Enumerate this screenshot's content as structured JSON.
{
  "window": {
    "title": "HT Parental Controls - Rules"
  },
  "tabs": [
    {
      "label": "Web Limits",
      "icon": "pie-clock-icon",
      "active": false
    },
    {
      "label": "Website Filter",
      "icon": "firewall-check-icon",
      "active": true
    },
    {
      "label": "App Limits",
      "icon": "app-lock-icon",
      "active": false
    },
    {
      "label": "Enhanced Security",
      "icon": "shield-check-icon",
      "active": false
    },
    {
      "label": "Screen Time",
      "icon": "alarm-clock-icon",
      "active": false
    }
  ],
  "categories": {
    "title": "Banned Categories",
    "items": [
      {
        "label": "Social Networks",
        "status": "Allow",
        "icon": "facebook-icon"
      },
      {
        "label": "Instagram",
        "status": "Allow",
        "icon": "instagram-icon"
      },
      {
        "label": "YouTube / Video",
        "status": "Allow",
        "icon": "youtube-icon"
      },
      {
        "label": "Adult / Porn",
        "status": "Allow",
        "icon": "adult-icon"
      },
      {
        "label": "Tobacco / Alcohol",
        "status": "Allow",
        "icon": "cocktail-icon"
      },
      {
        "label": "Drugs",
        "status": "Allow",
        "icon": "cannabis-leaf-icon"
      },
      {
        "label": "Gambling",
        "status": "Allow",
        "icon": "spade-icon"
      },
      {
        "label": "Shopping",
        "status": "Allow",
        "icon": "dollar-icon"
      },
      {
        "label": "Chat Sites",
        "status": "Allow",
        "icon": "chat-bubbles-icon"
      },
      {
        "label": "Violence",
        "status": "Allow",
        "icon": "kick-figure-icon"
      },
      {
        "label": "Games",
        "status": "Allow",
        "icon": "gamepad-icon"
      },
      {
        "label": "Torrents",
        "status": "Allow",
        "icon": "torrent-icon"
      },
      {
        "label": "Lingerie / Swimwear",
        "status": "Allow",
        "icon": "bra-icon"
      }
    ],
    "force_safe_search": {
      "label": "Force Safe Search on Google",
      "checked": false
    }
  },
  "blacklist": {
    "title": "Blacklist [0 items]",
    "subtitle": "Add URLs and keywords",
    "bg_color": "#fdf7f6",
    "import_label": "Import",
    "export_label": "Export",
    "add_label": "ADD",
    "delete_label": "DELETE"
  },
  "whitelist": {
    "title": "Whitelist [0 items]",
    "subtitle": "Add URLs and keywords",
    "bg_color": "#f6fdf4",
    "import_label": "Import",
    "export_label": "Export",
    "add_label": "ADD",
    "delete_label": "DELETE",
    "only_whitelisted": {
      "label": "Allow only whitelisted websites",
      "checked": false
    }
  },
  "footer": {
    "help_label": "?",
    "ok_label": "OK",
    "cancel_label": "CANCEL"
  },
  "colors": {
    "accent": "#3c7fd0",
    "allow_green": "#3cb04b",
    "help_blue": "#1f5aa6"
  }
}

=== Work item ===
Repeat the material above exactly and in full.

=== Answer space ===
Enumerate this screenshot's content as structured JSON.
{
  "window": {
    "title": "HT Parental Controls - Rules"
  },
  "tabs": [
    {
      "label": "Web Limits",
      "icon": "pie-clock-icon",
      "active": false
    },
    {
      "label": "Website Filter",
      "icon": "firewall-check-icon",
      "active": true
    },
    {
      "label": "App Limits",
      "icon": "app-lock-icon",
      "active": false
    },
    {
      "label": "Enhanced Security",
      "icon": "shield-check-icon",
      "active": false
    },
    {
      "label": "Screen Time",
      "icon": "alarm-clock-icon",
      "active": false
    }
  ],
  "categories": {
    "title": "Banned Categories",
    "items": [
      {
        "label": "Social Networks",
        "status": "Allow",
        "icon": "facebook-icon"
      },
      {
        "label": "Instagram",
        "status": "Allow",
        "icon": "instagram-icon"
      },
      {
        "label": "YouTube / Video",
        "status": "Allow",
        "icon": "youtube-icon"
      },
      {
        "label": "Adult / Porn",
        "status": "Allow",
        "icon": "adult-icon"
      },
      {
        "label": "Tobacco / Alcohol",
        "status": "Allow",
        "icon": "cocktail-icon"
      },
      {
        "label": "Drugs",
        "status": "Allow",
        "icon": "cannabis-leaf-icon"
      },
      {
        "label": "Gambling",
        "status": "Allow",
        "icon": "spade-icon"
      },
      {
        "label": "Shopping",
        "status": "Allow",
        "icon": "dollar-icon"
      },
      {
        "label": "Chat Sites",
        "status": "Allow",
        "icon": "chat-bubbles-icon"
      },
      {
        "label": "Violence",
        "status": "Allow",
        "icon": "kick-figure-icon"
      },
      {
        "label": "Games",
        "status": "Allow",
        "icon": "gamepad-icon"
      },
      {
        "label": "Torrents",
        "status": "Allow",
        "icon": "torrent-icon"
      },
      {
        "label": "Lingerie / Swimwear",
        "status": "Allow",
        "icon": "bra-icon"
      }
    ],
    "force_safe_search": {
      "label": "Force Safe Search on Google",
      "checked": false
    }
  },
  "blacklist": {
    "title": "Blacklist [0 items]",
    "subtitle": "Add URLs and keywords",
    "bg_color": "#fdf7f6",
    "import_label": "Import",
    "export_label": "Export",
    "add_label": "ADD",
    "delete_label": "DELETE"
  },
  "whitelist": {
    "title": "Whitelist [0 items]",
    "subtitle": "Add URLs and keywords",
    "bg_color": "#f6fdf4",
    "import_label": "Import",
    "export_label": "Export",
    "add_label": "ADD",
    "delete_label": "DELETE",
    "only_whitelisted": {
      "label": "Allow only whitelisted websites",
      "checked": false
    }
  },
  "footer": {
    "help_label": "?",
    "ok_label": "OK",
    "cancel_label": "CANCEL"
  },
  "colors": {
    "accent": "#3c7fd0",
    "allow_green": "#3cb04b",
    "help_blue": "#1f5aa6"
  }
}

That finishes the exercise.